(Beginning of Information shown)

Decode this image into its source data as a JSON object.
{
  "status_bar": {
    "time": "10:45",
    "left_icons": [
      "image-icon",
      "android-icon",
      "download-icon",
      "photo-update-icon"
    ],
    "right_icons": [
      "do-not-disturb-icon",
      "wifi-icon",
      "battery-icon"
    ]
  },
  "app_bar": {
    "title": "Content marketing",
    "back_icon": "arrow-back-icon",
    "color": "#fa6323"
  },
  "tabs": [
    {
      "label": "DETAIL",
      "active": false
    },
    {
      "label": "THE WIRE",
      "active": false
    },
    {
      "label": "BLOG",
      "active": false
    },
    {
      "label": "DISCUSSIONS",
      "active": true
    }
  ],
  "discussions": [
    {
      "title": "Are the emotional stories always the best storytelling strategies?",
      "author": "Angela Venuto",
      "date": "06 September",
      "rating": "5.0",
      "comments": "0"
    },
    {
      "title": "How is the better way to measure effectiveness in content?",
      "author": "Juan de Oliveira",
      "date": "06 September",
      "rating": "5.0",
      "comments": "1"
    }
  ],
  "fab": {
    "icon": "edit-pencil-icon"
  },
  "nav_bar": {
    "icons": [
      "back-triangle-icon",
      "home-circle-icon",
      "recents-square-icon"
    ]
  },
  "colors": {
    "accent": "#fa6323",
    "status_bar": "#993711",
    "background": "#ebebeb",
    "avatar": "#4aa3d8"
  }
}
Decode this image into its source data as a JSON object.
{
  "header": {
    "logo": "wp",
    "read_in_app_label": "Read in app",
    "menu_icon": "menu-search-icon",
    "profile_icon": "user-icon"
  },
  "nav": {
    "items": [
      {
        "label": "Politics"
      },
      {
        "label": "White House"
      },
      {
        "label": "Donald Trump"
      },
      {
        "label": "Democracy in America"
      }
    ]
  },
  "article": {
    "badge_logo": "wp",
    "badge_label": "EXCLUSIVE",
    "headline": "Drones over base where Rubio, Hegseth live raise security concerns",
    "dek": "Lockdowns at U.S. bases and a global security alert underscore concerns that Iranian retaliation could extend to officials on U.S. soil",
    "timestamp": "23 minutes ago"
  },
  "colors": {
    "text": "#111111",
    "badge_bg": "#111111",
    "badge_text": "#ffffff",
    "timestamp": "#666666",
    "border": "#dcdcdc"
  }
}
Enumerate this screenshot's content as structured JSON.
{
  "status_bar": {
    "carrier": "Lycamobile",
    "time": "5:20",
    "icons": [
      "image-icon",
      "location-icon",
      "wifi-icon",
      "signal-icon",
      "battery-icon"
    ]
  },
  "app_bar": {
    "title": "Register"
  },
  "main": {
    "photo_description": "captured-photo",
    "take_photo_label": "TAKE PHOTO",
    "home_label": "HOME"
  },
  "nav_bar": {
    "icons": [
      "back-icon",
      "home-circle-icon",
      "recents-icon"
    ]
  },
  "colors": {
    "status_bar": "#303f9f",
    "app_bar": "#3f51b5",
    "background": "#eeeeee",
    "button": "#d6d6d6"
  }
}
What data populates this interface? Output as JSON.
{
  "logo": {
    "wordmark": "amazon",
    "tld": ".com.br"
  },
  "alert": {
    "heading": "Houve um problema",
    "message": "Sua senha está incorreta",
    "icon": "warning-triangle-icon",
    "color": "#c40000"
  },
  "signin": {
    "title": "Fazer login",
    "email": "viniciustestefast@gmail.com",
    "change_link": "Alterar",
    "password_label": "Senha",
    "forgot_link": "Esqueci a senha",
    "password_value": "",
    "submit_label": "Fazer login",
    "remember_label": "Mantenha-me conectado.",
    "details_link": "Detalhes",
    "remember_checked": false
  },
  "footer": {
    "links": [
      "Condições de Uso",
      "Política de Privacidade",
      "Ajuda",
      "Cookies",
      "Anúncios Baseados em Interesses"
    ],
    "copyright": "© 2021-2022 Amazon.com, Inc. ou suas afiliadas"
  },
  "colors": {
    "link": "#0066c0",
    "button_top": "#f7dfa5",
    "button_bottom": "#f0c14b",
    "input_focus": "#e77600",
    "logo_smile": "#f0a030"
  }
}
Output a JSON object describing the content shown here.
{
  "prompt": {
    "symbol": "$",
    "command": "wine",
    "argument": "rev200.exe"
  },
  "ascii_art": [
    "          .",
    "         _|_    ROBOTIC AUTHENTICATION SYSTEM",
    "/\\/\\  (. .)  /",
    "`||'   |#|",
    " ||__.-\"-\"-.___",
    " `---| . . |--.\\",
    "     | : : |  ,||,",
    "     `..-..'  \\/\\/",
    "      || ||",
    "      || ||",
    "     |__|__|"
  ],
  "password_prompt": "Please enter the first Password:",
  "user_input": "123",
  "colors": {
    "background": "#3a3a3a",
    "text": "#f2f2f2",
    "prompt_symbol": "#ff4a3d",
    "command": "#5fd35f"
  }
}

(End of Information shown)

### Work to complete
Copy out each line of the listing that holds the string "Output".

### Worked solution
What data populates this interface? Output as JSON.
Output a JSON object describing the content shown here.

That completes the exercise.